At its February 26th, 2014 meeting, Central Bank of Brazil decided to raise the benchmark interest rate for the second straight time by 25 bps to 10.75 percent, as widely expected.

The decision was unanimous and follows the adjustment that begun at last April’s meeting. Over the last eleven months, the Copom raised the selic rate 8 times by 3.5 percent, aiming to curb high inflation rate.

The move was widely expected by markets since central bank’s President Alexandre Tombini recently said that past rate hikes have helped slow the inflation rate. In January, prices eased to 5.59 percent, the lowest rate in 14 months, but higher than the 4.5 percent the central bank targeted for 2014.
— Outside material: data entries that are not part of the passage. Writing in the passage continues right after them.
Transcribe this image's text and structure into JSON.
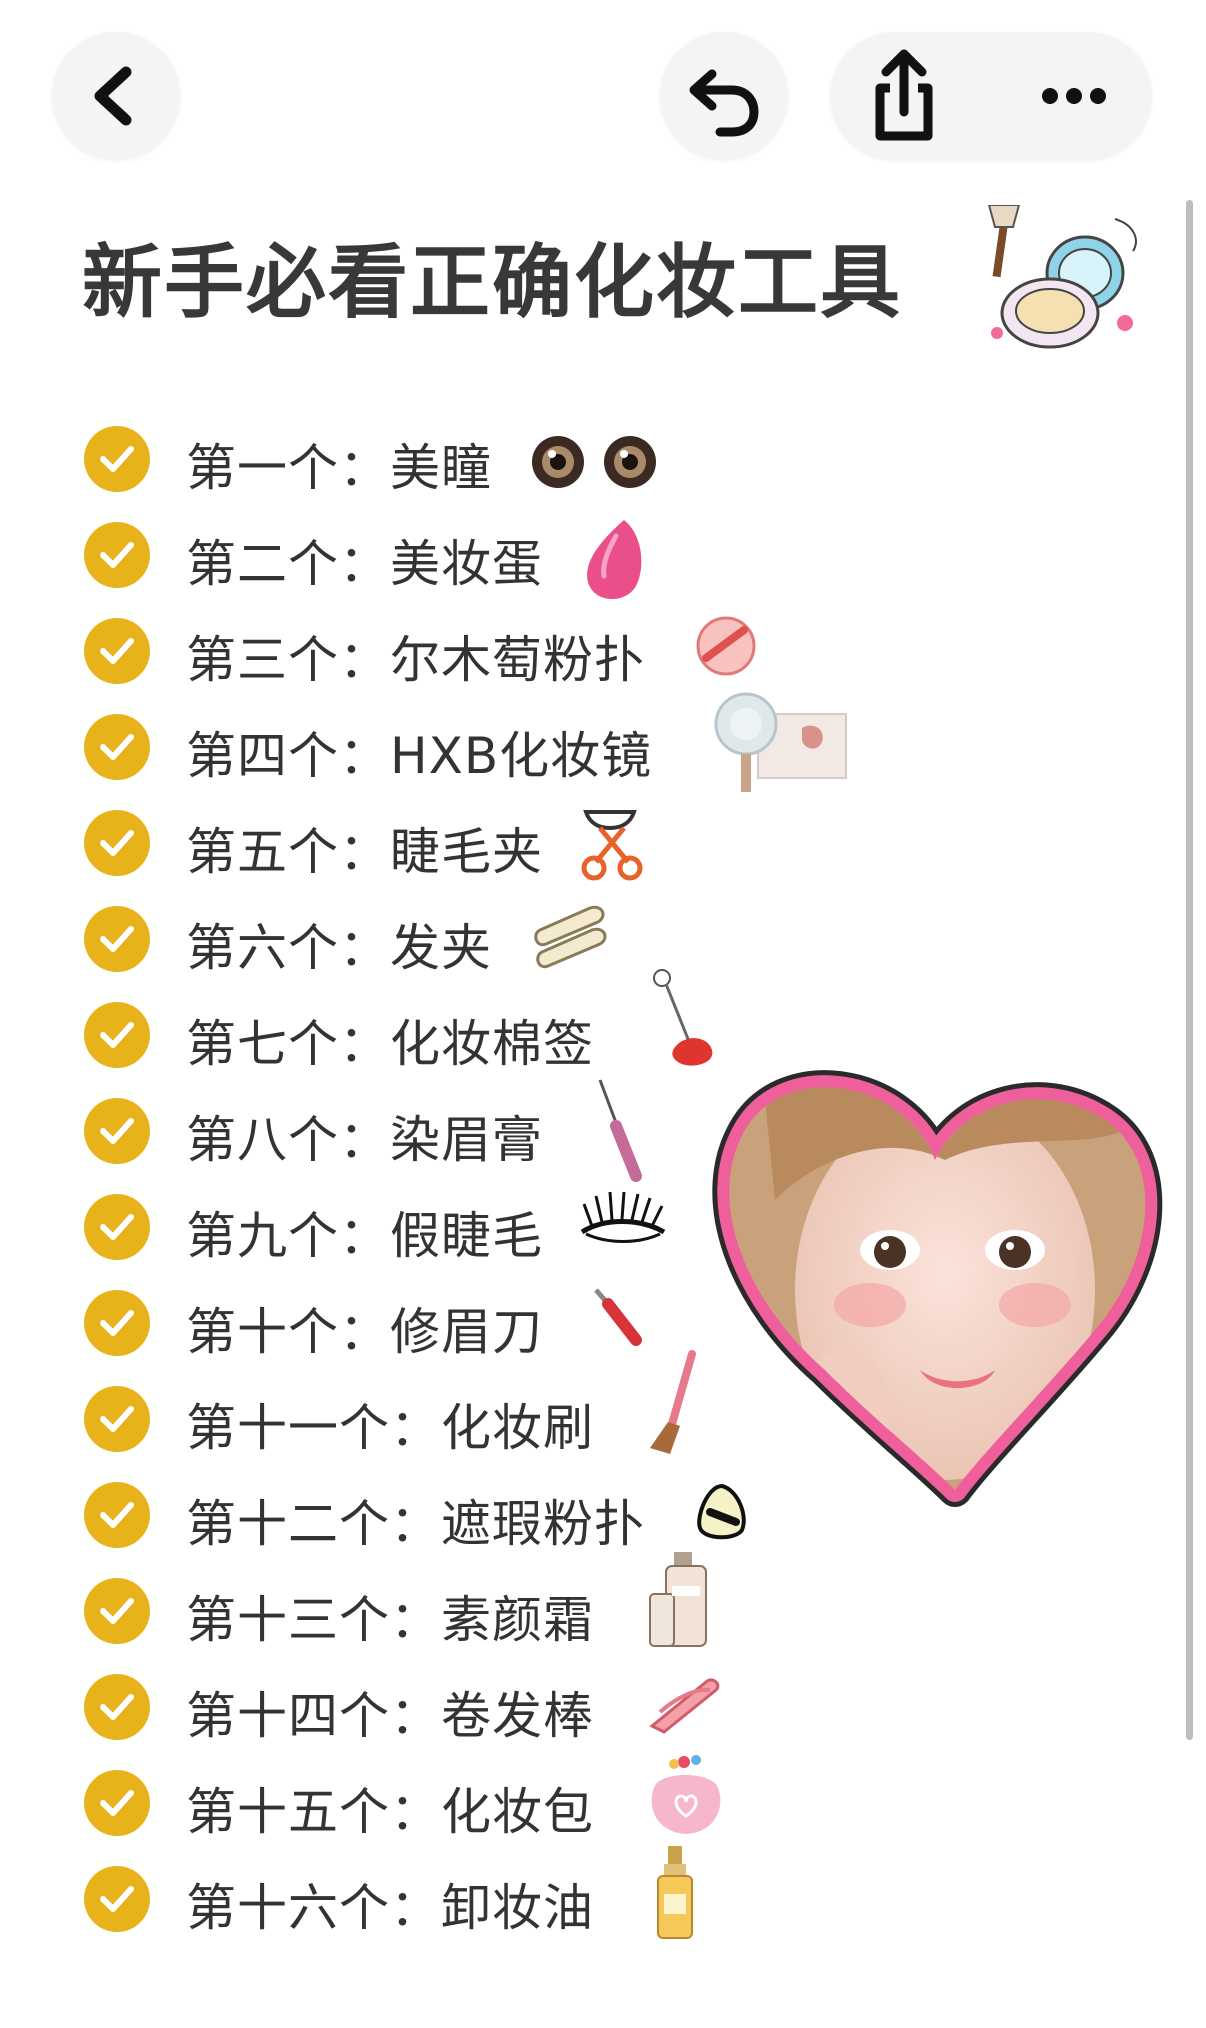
{
  "title": "新手必看正确化妆工具",
  "toolbar": {
    "back_icon": "chevron-left-icon",
    "undo_icon": "undo-icon",
    "share_icon": "share-icon",
    "more_icon": "more-icon"
  },
  "colors": {
    "check": "#e8b21b",
    "heart_border": "#ef5f9c",
    "scrollbar": "#bdbdbd"
  },
  "items": [
    {
      "label": "第一个：美瞳",
      "icon": "contact-lens-icon"
    },
    {
      "label": "第二个：美妆蛋",
      "icon": "beauty-sponge-icon"
    },
    {
      "label": "第三个：尔木萄粉扑",
      "icon": "powder-puff-icon"
    },
    {
      "label": "第四个：HXB化妆镜",
      "icon": "makeup-mirror-icon"
    },
    {
      "label": "第五个：睫毛夹",
      "icon": "eyelash-curler-icon"
    },
    {
      "label": "第六个：发夹",
      "icon": "hair-clip-icon"
    },
    {
      "label": "第七个：化妆棉签",
      "icon": "cotton-swab-icon"
    },
    {
      "label": "第八个：染眉膏",
      "icon": "brow-mascara-icon"
    },
    {
      "label": "第九个：假睫毛",
      "icon": "false-lashes-icon"
    },
    {
      "label": "第十个：修眉刀",
      "icon": "brow-razor-icon"
    },
    {
      "label": "第十一个：化妆刷",
      "icon": "makeup-brush-icon"
    },
    {
      "label": "第十二个：遮瑕粉扑",
      "icon": "concealer-puff-icon"
    },
    {
      "label": "第十三个：素颜霜",
      "icon": "cream-bottle-icon"
    },
    {
      "label": "第十四个：卷发棒",
      "icon": "curling-iron-icon"
    },
    {
      "label": "第十五个：化妆包",
      "icon": "makeup-bag-icon"
    },
    {
      "label": "第十六个：卸妆油",
      "icon": "cleansing-oil-icon"
    }
  ]
}
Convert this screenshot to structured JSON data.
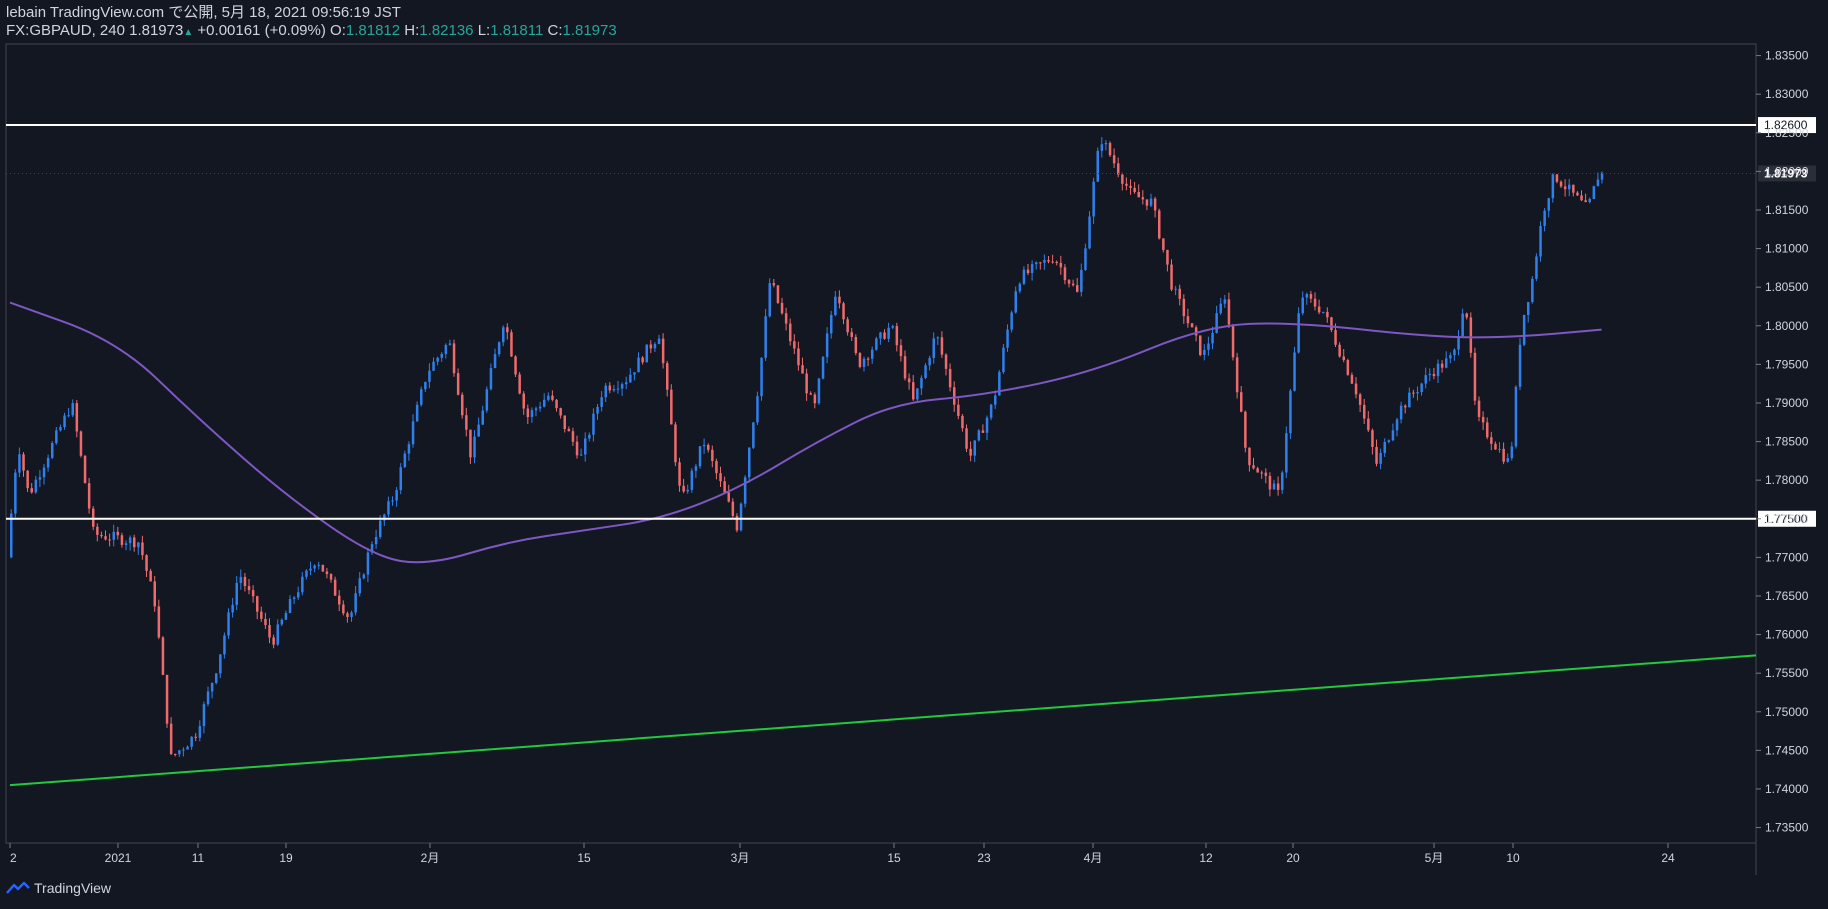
{
  "header": {
    "publish_line": "lebain TradingView.com で公開, 5月 18, 2021 09:56:19 JST",
    "symbol": "FX:GBPAUD, 240",
    "last": "1.81973",
    "change": "+0.00161 (+0.09%)",
    "o_label": "O:",
    "o_value": "1.81812",
    "h_label": "H:",
    "h_value": "1.82136",
    "l_label": "L:",
    "l_value": "1.81811",
    "c_label": "C:",
    "c_value": "1.81973"
  },
  "footer": {
    "brand": "TradingView"
  },
  "colors": {
    "background": "#131722",
    "up_candle": "#2f80ed",
    "down_candle": "#ef6b6b",
    "moving_average": "#7e57c2",
    "trendline": "#21c93d",
    "horizontal_levels": "#ffffff",
    "text": "#d1d4dc"
  },
  "chart_data": {
    "type": "candlestick",
    "symbol": "FX:GBPAUD",
    "timeframe": "240",
    "ylim": [
      1.733,
      1.8365
    ],
    "y_ticks": [
      "1.83500",
      "1.83000",
      "1.82500",
      "1.82000",
      "1.81500",
      "1.81000",
      "1.80500",
      "1.80000",
      "1.79500",
      "1.79000",
      "1.78500",
      "1.78000",
      "1.77500",
      "1.77000",
      "1.76500",
      "1.76000",
      "1.75500",
      "1.75000",
      "1.74500",
      "1.74000",
      "1.73500"
    ],
    "x_ticks": [
      {
        "label": "2",
        "date": "2020-12-22"
      },
      {
        "label": "2021",
        "date": "2021-01-01"
      },
      {
        "label": "11",
        "date": "2021-01-11"
      },
      {
        "label": "19",
        "date": "2021-01-19"
      },
      {
        "label": "2月",
        "date": "2021-02-01"
      },
      {
        "label": "15",
        "date": "2021-02-15"
      },
      {
        "label": "3月",
        "date": "2021-03-01"
      },
      {
        "label": "15",
        "date": "2021-03-15"
      },
      {
        "label": "23",
        "date": "2021-03-23"
      },
      {
        "label": "4月",
        "date": "2021-04-01"
      },
      {
        "label": "12",
        "date": "2021-04-12"
      },
      {
        "label": "20",
        "date": "2021-04-20"
      },
      {
        "label": "5月",
        "date": "2021-05-03"
      },
      {
        "label": "10",
        "date": "2021-05-10"
      },
      {
        "label": "24",
        "date": "2021-05-24"
      }
    ],
    "price_path": [
      {
        "date": "2020-12-22",
        "price": 1.77
      },
      {
        "date": "2020-12-23",
        "price": 1.785
      },
      {
        "date": "2020-12-24",
        "price": 1.778
      },
      {
        "date": "2020-12-28",
        "price": 1.79
      },
      {
        "date": "2020-12-30",
        "price": 1.773
      },
      {
        "date": "2021-01-04",
        "price": 1.772
      },
      {
        "date": "2021-01-06",
        "price": 1.764
      },
      {
        "date": "2021-01-08",
        "price": 1.744
      },
      {
        "date": "2021-01-11",
        "price": 1.747
      },
      {
        "date": "2021-01-13",
        "price": 1.756
      },
      {
        "date": "2021-01-15",
        "price": 1.768
      },
      {
        "date": "2021-01-18",
        "price": 1.759
      },
      {
        "date": "2021-01-20",
        "price": 1.765
      },
      {
        "date": "2021-01-22",
        "price": 1.77
      },
      {
        "date": "2021-01-25",
        "price": 1.762
      },
      {
        "date": "2021-01-27",
        "price": 1.772
      },
      {
        "date": "2021-01-29",
        "price": 1.778
      },
      {
        "date": "2021-02-01",
        "price": 1.794
      },
      {
        "date": "2021-02-03",
        "price": 1.798
      },
      {
        "date": "2021-02-05",
        "price": 1.783
      },
      {
        "date": "2021-02-08",
        "price": 1.801
      },
      {
        "date": "2021-02-10",
        "price": 1.788
      },
      {
        "date": "2021-02-12",
        "price": 1.791
      },
      {
        "date": "2021-02-15",
        "price": 1.783
      },
      {
        "date": "2021-02-17",
        "price": 1.792
      },
      {
        "date": "2021-02-19",
        "price": 1.793
      },
      {
        "date": "2021-02-22",
        "price": 1.799
      },
      {
        "date": "2021-02-24",
        "price": 1.777
      },
      {
        "date": "2021-02-26",
        "price": 1.785
      },
      {
        "date": "2021-03-01",
        "price": 1.774
      },
      {
        "date": "2021-03-03",
        "price": 1.793
      },
      {
        "date": "2021-03-04",
        "price": 1.806
      },
      {
        "date": "2021-03-08",
        "price": 1.789
      },
      {
        "date": "2021-03-10",
        "price": 1.805
      },
      {
        "date": "2021-03-12",
        "price": 1.795
      },
      {
        "date": "2021-03-15",
        "price": 1.8
      },
      {
        "date": "2021-03-17",
        "price": 1.79
      },
      {
        "date": "2021-03-19",
        "price": 1.799
      },
      {
        "date": "2021-03-22",
        "price": 1.783
      },
      {
        "date": "2021-03-24",
        "price": 1.79
      },
      {
        "date": "2021-03-26",
        "price": 1.806
      },
      {
        "date": "2021-03-29",
        "price": 1.809
      },
      {
        "date": "2021-03-31",
        "price": 1.804
      },
      {
        "date": "2021-04-02",
        "price": 1.8245
      },
      {
        "date": "2021-04-05",
        "price": 1.817
      },
      {
        "date": "2021-04-07",
        "price": 1.816
      },
      {
        "date": "2021-04-09",
        "price": 1.805
      },
      {
        "date": "2021-04-12",
        "price": 1.796
      },
      {
        "date": "2021-04-14",
        "price": 1.804
      },
      {
        "date": "2021-04-16",
        "price": 1.783
      },
      {
        "date": "2021-04-19",
        "price": 1.778
      },
      {
        "date": "2021-04-21",
        "price": 1.804
      },
      {
        "date": "2021-04-23",
        "price": 1.802
      },
      {
        "date": "2021-04-26",
        "price": 1.792
      },
      {
        "date": "2021-04-28",
        "price": 1.782
      },
      {
        "date": "2021-04-30",
        "price": 1.789
      },
      {
        "date": "2021-05-03",
        "price": 1.794
      },
      {
        "date": "2021-05-05",
        "price": 1.796
      },
      {
        "date": "2021-05-06",
        "price": 1.804
      },
      {
        "date": "2021-05-07",
        "price": 1.788
      },
      {
        "date": "2021-05-10",
        "price": 1.782
      },
      {
        "date": "2021-05-11",
        "price": 1.8
      },
      {
        "date": "2021-05-12",
        "price": 1.806
      },
      {
        "date": "2021-05-13",
        "price": 1.815
      },
      {
        "date": "2021-05-14",
        "price": 1.8195
      },
      {
        "date": "2021-05-17",
        "price": 1.815
      },
      {
        "date": "2021-05-18",
        "price": 1.8197
      }
    ],
    "moving_average": [
      {
        "date": "2020-12-22",
        "value": 1.803
      },
      {
        "date": "2021-01-01",
        "value": 1.798
      },
      {
        "date": "2021-01-11",
        "value": 1.788
      },
      {
        "date": "2021-01-19",
        "value": 1.778
      },
      {
        "date": "2021-01-27",
        "value": 1.77
      },
      {
        "date": "2021-02-01",
        "value": 1.769
      },
      {
        "date": "2021-02-08",
        "value": 1.772
      },
      {
        "date": "2021-02-15",
        "value": 1.7735
      },
      {
        "date": "2021-02-22",
        "value": 1.775
      },
      {
        "date": "2021-03-01",
        "value": 1.779
      },
      {
        "date": "2021-03-08",
        "value": 1.785
      },
      {
        "date": "2021-03-15",
        "value": 1.79
      },
      {
        "date": "2021-03-23",
        "value": 1.791
      },
      {
        "date": "2021-04-01",
        "value": 1.794
      },
      {
        "date": "2021-04-12",
        "value": 1.8
      },
      {
        "date": "2021-04-20",
        "value": 1.8005
      },
      {
        "date": "2021-05-03",
        "value": 1.7985
      },
      {
        "date": "2021-05-10",
        "value": 1.7985
      },
      {
        "date": "2021-05-18",
        "value": 1.7995
      }
    ],
    "horizontal_levels": [
      {
        "label": "1.82600",
        "value": 1.826
      },
      {
        "label": "1.77500",
        "value": 1.775
      }
    ],
    "trendline": {
      "start": {
        "date": "2020-12-22",
        "value": 1.7405
      },
      "end": {
        "date": "2021-05-29",
        "value": 1.7573
      }
    },
    "last_price": {
      "label": "1.81973",
      "value": 1.81973
    }
  }
}
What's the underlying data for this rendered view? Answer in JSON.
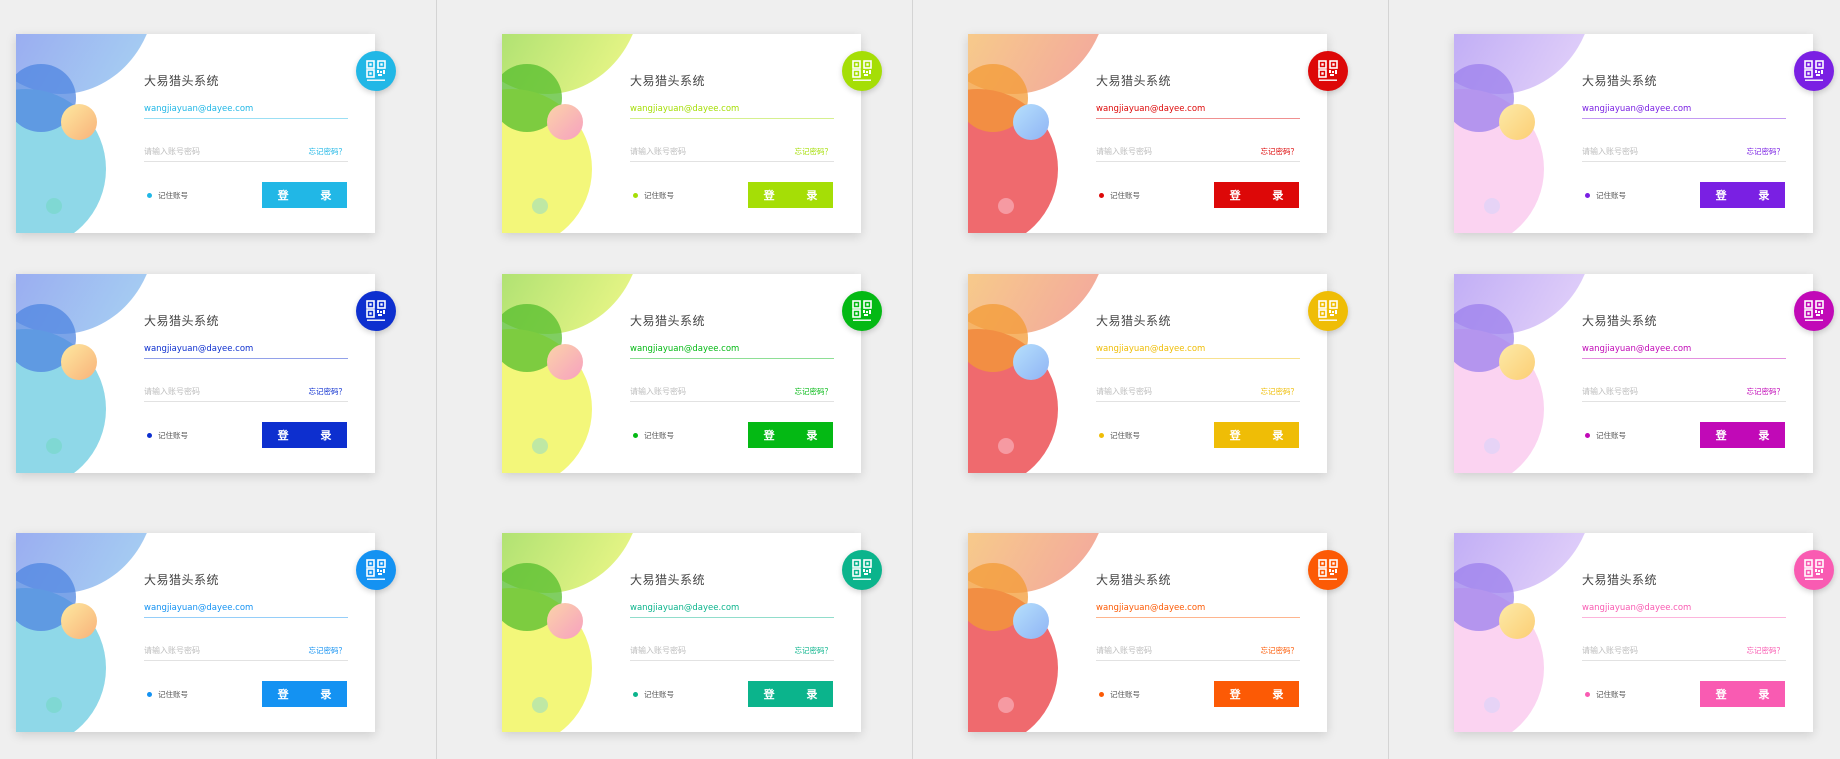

But today’s rate hike signalled that the pace of monetary tightening is slowing to avoid hurting the economy, which probably went into a recession in the last three months of 2013. The central bank’s IBC-br index contracted for the second straight month in December by a seasonally adjusted 1.35 percent over November, mainly due to weak industrial production and retails sales.